Go through the records and copy each line where the word "that" occurs.

■ ■ ■ ■

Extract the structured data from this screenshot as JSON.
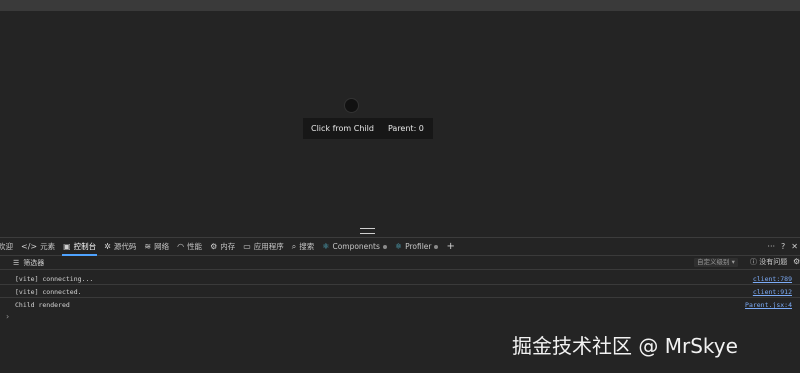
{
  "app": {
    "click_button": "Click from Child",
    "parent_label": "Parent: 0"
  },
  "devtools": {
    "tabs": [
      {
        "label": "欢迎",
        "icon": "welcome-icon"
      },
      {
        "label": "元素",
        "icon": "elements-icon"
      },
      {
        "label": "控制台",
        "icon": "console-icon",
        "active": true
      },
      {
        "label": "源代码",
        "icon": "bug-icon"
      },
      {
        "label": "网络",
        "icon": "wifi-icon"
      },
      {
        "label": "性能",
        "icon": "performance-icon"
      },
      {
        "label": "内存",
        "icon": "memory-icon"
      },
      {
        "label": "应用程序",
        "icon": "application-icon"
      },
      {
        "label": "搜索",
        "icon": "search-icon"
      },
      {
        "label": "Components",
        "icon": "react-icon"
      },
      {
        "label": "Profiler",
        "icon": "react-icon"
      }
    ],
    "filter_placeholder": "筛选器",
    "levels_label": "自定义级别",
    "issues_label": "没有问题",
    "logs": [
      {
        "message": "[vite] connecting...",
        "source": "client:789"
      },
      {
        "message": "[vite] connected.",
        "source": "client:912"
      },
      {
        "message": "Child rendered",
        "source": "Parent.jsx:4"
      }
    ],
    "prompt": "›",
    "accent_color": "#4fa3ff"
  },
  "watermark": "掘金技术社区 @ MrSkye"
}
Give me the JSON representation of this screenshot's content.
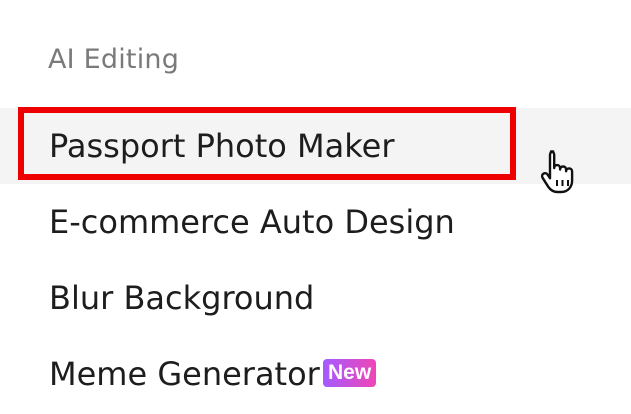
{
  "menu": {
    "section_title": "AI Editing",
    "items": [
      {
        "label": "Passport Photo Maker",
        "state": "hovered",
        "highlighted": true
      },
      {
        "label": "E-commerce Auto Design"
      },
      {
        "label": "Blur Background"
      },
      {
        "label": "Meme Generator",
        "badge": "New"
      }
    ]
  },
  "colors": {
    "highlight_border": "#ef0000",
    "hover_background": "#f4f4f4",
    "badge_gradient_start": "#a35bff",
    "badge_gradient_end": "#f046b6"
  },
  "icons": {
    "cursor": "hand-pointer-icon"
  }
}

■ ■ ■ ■

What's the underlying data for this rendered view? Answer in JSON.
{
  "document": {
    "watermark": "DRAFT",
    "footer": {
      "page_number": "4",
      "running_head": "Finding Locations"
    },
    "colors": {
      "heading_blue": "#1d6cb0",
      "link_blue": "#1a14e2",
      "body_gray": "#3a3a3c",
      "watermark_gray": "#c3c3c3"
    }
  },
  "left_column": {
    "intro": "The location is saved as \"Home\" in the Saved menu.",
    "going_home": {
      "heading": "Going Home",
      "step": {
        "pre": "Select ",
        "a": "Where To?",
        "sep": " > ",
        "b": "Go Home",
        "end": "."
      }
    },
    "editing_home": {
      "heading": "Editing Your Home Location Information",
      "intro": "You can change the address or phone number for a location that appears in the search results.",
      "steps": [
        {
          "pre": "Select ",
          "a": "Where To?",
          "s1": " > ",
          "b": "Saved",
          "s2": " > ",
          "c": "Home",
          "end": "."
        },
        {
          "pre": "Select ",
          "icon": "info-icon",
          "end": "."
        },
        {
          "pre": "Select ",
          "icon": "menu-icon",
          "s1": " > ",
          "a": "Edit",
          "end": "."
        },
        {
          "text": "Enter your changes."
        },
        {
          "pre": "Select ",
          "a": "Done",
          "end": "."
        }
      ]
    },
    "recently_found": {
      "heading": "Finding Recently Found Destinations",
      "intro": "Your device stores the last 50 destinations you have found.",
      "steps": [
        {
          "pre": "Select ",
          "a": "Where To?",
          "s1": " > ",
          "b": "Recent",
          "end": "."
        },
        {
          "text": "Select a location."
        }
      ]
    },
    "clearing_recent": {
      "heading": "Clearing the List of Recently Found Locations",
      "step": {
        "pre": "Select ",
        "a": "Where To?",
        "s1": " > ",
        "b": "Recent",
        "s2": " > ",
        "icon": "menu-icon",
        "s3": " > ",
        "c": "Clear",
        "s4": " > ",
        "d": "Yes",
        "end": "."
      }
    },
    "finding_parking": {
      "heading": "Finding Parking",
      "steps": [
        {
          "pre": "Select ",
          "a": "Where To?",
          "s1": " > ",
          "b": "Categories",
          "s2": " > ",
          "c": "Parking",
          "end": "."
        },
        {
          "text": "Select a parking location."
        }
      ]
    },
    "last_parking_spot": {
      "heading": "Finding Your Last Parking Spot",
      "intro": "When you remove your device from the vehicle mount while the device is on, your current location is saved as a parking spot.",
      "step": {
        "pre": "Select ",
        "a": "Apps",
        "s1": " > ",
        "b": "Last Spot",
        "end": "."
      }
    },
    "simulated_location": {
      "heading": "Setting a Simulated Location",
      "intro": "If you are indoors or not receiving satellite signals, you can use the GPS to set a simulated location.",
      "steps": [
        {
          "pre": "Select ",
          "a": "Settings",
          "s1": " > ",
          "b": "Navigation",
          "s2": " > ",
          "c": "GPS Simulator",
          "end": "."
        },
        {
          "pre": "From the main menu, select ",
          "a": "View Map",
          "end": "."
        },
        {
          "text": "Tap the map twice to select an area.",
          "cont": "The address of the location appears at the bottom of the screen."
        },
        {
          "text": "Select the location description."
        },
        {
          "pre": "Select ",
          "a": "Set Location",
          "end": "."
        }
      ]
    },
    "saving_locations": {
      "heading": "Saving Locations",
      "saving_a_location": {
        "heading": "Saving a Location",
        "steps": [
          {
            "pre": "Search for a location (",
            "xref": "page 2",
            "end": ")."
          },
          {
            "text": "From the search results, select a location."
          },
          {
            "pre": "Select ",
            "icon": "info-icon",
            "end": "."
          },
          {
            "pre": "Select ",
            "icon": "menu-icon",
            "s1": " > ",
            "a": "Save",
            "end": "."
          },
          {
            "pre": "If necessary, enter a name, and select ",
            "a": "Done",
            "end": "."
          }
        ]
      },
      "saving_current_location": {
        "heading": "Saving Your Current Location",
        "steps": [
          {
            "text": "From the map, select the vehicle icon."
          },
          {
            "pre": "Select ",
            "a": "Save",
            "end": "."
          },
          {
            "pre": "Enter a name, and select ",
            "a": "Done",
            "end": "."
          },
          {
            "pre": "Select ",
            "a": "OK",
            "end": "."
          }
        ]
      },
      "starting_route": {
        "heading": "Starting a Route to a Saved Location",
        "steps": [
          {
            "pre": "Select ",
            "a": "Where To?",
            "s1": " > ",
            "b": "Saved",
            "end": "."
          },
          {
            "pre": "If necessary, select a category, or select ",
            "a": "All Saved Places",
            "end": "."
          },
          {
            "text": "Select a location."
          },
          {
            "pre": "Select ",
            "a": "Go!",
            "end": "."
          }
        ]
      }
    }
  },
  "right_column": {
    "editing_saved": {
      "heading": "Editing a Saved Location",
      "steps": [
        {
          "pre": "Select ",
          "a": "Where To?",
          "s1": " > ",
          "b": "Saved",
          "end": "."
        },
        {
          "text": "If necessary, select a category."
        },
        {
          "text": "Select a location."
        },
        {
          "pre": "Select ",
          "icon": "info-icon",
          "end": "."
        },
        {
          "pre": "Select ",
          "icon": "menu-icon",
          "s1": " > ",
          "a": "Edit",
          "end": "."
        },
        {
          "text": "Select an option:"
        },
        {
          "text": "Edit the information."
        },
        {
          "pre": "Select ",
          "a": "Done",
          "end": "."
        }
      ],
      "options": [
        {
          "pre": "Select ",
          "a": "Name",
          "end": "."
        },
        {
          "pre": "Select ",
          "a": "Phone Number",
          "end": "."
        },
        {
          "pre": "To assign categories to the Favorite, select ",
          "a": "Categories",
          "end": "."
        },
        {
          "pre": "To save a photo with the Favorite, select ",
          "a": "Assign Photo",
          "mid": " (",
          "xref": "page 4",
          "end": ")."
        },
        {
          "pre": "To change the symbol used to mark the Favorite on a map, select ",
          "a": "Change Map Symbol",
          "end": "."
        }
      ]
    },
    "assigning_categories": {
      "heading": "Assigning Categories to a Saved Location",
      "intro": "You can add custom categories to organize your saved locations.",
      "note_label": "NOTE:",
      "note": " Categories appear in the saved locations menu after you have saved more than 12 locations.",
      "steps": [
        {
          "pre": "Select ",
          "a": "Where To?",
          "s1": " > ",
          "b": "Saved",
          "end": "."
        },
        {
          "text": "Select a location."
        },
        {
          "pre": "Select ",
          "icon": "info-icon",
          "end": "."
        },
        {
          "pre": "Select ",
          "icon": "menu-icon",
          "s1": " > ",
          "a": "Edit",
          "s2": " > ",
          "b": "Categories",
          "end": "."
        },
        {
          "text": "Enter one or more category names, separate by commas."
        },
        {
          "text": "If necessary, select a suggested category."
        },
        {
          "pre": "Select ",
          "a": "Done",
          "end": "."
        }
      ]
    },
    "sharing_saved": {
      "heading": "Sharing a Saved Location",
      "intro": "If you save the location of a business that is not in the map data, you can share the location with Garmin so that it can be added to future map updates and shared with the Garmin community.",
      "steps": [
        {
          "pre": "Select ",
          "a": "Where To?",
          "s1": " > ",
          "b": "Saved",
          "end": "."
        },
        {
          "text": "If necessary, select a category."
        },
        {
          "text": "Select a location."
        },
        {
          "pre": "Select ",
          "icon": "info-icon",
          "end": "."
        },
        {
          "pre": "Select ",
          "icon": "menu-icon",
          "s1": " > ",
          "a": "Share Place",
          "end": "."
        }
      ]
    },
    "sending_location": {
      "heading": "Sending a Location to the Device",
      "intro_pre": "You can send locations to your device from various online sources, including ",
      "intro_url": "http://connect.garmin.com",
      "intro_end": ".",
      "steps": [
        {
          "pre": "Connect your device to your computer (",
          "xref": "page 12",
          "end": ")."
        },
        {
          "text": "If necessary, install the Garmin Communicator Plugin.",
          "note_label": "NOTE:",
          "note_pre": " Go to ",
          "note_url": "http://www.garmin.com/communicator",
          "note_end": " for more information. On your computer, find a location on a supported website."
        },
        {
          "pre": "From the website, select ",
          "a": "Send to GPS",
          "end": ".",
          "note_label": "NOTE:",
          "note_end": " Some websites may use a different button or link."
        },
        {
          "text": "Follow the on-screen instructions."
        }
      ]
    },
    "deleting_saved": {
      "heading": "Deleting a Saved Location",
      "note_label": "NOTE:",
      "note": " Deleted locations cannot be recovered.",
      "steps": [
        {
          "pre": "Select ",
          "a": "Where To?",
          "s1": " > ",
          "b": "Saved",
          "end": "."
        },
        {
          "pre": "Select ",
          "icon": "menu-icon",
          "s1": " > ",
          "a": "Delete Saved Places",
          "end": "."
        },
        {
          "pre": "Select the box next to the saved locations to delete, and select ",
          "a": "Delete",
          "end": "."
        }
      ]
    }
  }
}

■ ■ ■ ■

Solution below:
      "intro": "You can change the address or phone number for a location that appears in the search results.",
      "intro": "If you save the location of a business that is not in the map data, you can share the location with Garmin so that it can be added to future map updates and shared with the Garmin community.",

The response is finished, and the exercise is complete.